[Task item] Sort through the data and copy the lines holding the word "DIKERJAKAN".

[Source data]
⁂
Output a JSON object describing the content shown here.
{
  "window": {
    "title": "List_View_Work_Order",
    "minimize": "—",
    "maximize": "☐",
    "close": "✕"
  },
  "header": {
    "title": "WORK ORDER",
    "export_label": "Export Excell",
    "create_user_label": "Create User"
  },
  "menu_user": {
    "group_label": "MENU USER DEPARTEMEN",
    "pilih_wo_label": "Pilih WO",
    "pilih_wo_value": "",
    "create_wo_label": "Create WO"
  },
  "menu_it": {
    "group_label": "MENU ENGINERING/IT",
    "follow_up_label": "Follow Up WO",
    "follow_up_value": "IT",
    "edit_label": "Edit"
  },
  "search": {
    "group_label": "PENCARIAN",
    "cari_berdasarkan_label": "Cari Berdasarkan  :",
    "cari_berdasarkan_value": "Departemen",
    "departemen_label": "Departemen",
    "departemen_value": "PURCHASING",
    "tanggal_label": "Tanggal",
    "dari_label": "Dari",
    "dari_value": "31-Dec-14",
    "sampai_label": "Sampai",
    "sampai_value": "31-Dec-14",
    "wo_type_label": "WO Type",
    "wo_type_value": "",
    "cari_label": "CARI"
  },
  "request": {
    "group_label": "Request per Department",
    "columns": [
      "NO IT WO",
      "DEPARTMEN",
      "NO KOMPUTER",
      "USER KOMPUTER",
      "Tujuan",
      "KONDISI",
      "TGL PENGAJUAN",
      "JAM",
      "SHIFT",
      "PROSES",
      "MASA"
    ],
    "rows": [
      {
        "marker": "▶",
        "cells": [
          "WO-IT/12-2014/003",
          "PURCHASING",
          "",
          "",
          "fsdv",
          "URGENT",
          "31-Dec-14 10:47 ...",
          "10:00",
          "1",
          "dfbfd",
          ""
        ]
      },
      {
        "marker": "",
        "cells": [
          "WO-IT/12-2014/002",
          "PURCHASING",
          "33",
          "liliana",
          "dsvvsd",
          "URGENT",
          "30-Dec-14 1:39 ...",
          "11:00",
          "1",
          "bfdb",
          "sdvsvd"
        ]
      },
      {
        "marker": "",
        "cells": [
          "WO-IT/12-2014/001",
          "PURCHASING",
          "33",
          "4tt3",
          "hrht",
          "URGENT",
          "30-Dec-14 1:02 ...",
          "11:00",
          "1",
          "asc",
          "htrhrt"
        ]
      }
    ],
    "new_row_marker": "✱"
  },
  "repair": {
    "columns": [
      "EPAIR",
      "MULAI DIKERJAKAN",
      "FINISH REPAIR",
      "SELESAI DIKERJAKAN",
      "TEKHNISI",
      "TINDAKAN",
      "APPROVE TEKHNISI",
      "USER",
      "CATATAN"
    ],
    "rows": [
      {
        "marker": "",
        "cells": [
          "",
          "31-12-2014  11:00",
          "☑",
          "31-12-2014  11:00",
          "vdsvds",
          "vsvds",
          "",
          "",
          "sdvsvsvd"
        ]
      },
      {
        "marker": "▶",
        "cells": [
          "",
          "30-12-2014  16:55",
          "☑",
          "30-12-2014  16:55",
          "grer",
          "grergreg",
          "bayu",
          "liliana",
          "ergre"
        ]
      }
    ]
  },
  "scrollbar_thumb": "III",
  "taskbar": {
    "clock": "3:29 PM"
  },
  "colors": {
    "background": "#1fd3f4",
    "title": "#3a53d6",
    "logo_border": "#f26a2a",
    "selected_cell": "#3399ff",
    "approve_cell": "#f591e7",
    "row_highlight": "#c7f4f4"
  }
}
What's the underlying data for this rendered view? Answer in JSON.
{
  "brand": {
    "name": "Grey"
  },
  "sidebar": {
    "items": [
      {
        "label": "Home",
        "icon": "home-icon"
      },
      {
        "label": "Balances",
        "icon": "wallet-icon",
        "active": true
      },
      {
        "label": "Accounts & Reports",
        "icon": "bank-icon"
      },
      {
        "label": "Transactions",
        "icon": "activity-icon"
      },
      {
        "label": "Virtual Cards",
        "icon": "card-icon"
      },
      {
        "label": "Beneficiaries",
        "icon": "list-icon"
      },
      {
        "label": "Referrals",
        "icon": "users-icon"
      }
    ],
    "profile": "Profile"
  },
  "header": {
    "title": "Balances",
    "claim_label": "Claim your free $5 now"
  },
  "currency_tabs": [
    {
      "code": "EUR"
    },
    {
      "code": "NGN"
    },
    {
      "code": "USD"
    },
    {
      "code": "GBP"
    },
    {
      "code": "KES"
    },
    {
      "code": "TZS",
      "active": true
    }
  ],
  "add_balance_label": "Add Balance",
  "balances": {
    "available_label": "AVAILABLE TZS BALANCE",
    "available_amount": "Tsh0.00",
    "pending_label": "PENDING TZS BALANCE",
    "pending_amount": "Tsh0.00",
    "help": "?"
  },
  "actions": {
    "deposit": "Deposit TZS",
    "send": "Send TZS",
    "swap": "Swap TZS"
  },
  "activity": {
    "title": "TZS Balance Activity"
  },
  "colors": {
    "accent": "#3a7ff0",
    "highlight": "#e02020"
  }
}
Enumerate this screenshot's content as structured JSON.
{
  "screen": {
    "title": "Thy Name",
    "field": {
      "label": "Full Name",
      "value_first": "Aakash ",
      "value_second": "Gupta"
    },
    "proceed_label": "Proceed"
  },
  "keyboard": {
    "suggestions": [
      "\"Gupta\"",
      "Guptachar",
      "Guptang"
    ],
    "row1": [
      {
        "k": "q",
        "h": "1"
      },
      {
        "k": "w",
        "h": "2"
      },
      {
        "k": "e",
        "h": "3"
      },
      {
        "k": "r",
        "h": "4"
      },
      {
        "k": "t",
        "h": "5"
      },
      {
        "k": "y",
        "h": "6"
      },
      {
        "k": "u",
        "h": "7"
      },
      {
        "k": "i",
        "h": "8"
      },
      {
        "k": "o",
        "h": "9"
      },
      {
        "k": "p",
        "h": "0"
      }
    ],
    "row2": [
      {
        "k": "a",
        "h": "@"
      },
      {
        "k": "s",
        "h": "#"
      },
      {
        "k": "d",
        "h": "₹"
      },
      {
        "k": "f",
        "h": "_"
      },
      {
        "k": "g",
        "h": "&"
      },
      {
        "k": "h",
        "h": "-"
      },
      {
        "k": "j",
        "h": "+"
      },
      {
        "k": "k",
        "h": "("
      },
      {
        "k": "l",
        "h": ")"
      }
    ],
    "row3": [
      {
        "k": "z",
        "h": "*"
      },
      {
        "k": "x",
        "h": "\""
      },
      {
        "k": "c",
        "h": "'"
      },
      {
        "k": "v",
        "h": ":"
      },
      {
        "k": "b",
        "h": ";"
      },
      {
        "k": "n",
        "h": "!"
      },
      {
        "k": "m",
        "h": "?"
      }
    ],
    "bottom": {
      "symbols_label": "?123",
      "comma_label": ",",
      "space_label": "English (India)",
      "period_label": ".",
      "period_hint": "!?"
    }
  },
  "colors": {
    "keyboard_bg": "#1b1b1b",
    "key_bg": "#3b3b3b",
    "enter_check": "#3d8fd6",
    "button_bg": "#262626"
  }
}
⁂
[Task output]
      "MULAI DIKERJAKAN",
      "SELESAI DIKERJAKAN",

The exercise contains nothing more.